# [What to work on]
Exactly as written, return all the data, leaving its pictures behind.

◆ ◆ ◆ ◆

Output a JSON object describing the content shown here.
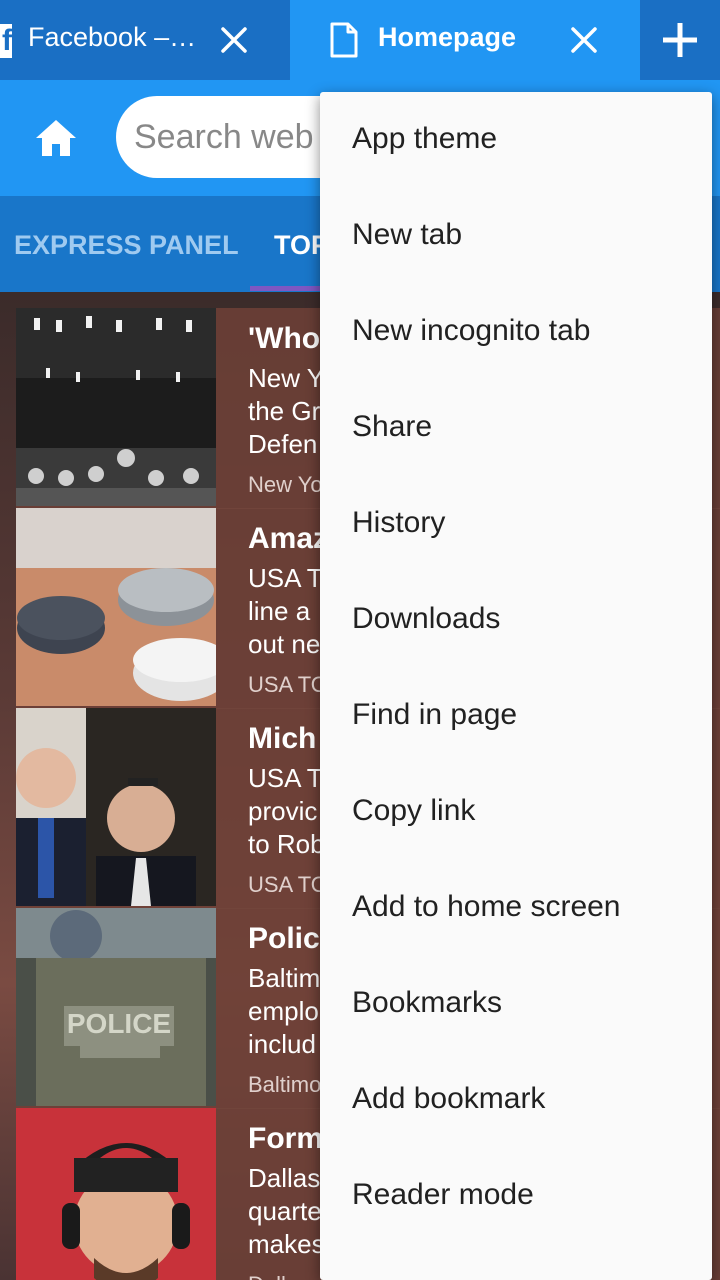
{
  "tabs": [
    {
      "title": "Facebook –…",
      "icon": "facebook-icon"
    },
    {
      "title": "Homepage",
      "icon": "document-icon"
    }
  ],
  "search": {
    "placeholder": "Search web"
  },
  "categories": [
    "EXPRESS PANEL",
    "TOP"
  ],
  "news": [
    {
      "headline": "'Who",
      "summary": "New Y\nthe Gr\nDefen",
      "source": "New Yo"
    },
    {
      "headline": "Amaz",
      "summary": "USA T\nline a\nout ne",
      "source": "USA TO"
    },
    {
      "headline": "Mich",
      "summary": "USA T\nprovic\nto Rob",
      "source": "USA TO"
    },
    {
      "headline": "Polic",
      "summary": "Baltim\nemplo\ninclud",
      "source": "Baltimo"
    },
    {
      "headline": "Form",
      "summary": "Dallas\nquarte\nmakes",
      "source": "Dalla"
    }
  ],
  "menu": {
    "items": [
      "App theme",
      "New tab",
      "New incognito tab",
      "Share",
      "History",
      "Downloads",
      "Find in page",
      "Copy link",
      "Add to home screen",
      "Bookmarks",
      "Add bookmark",
      "Reader mode"
    ]
  },
  "colors": {
    "tabbar": "#1e88e5",
    "active_tab": "#2196f3",
    "category_bar": "#1976c9",
    "menu_bg": "#fafafa"
  }
}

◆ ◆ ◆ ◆

# [Reply]
Output a JSON object describing the content shown here.
{
  "tabs": [
    {
      "title": "Facebook –…",
      "icon": "facebook-icon"
    },
    {
      "title": "Homepage",
      "icon": "document-icon"
    }
  ],
  "search": {
    "placeholder": "Search web"
  },
  "categories": [
    "EXPRESS PANEL",
    "TOP"
  ],
  "news": [
    {
      "headline": "'Who",
      "summary": "New Y\nthe Gr\nDefen",
      "source": "New Yo"
    },
    {
      "headline": "Amaz",
      "summary": "USA T\nline a\nout ne",
      "source": "USA TO"
    },
    {
      "headline": "Mich",
      "summary": "USA T\nprovic\nto Rob",
      "source": "USA TO"
    },
    {
      "headline": "Polic",
      "summary": "Baltim\nemplo\ninclud",
      "source": "Baltimo"
    },
    {
      "headline": "Form",
      "summary": "Dallas\nquarte\nmakes",
      "source": "Dalla"
    }
  ],
  "menu": {
    "items": [
      "App theme",
      "New tab",
      "New incognito tab",
      "Share",
      "History",
      "Downloads",
      "Find in page",
      "Copy link",
      "Add to home screen",
      "Bookmarks",
      "Add bookmark",
      "Reader mode"
    ]
  },
  "colors": {
    "tabbar": "#1e88e5",
    "active_tab": "#2196f3",
    "category_bar": "#1976c9",
    "menu_bg": "#fafafa"
  }
}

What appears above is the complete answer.